(Data shown)
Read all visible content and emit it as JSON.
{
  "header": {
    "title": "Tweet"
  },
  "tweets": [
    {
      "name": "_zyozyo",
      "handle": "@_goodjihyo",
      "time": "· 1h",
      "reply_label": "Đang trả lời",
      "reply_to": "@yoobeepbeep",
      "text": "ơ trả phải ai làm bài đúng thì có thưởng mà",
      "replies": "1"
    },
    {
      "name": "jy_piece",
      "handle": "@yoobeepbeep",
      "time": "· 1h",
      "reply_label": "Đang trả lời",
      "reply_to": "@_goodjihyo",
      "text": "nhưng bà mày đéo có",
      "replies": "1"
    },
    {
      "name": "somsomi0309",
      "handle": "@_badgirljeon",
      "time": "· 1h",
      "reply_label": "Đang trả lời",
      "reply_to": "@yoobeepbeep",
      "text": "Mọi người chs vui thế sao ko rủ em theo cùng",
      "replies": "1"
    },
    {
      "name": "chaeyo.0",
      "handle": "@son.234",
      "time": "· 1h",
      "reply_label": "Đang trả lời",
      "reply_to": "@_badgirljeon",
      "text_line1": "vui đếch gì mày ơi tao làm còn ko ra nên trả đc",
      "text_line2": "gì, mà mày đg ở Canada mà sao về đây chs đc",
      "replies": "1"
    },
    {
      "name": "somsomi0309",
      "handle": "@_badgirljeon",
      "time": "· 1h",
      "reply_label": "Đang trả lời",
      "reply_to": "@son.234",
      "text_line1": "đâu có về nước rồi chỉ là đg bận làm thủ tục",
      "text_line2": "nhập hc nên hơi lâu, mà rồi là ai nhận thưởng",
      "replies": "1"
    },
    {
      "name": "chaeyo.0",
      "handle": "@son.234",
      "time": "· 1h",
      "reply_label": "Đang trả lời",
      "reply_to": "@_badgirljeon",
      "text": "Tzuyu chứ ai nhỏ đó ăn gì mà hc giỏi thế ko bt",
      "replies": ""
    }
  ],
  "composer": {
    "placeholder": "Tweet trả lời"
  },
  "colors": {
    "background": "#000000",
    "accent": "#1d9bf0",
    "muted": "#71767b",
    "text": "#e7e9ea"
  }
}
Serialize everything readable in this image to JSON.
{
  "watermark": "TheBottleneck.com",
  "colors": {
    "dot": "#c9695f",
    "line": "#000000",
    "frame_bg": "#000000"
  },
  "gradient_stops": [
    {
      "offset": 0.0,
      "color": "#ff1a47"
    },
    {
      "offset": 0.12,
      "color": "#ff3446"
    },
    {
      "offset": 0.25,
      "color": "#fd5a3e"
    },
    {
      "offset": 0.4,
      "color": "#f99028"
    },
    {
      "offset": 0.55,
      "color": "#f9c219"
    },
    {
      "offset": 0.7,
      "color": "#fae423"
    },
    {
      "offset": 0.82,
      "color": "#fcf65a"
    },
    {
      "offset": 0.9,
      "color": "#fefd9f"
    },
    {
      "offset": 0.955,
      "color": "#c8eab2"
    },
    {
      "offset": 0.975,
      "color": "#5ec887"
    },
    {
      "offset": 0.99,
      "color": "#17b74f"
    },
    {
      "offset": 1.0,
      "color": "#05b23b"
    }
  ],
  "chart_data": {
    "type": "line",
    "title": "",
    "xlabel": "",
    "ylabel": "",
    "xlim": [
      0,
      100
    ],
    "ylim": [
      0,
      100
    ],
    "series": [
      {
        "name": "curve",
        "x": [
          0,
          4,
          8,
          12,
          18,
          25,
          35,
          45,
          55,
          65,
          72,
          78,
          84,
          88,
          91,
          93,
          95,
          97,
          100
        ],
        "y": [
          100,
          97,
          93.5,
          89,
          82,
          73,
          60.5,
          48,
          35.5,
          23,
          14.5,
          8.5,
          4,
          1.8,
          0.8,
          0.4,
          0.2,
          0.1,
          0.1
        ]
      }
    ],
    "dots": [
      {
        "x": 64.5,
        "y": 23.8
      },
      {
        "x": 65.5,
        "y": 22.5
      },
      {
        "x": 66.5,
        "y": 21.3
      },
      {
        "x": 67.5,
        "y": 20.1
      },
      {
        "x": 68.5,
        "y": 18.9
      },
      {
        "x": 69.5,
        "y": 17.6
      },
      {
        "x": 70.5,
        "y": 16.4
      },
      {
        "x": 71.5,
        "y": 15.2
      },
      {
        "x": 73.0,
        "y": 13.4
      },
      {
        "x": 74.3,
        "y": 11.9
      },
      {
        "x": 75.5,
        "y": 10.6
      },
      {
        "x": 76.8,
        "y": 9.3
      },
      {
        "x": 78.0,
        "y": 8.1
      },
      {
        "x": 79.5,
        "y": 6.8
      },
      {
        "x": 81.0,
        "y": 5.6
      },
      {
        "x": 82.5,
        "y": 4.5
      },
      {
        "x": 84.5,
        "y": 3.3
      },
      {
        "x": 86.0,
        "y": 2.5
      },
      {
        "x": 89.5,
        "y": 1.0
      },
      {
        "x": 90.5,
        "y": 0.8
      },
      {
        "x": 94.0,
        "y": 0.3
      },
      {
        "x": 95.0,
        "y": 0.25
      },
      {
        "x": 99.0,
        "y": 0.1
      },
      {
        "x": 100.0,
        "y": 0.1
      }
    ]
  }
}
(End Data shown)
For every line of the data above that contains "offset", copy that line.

(Solution):
      "offset": 0.0,
      "offset": 0.12,
      "offset": 0.25,
      "offset": 0.4,
      "offset": 0.55,
      "offset": 0.7,
      "offset": 0.82,
      "offset": 0.9,
      "offset": 0.955,
      "offset": 0.975,
      "offset": 0.99,
      "offset": 1.0,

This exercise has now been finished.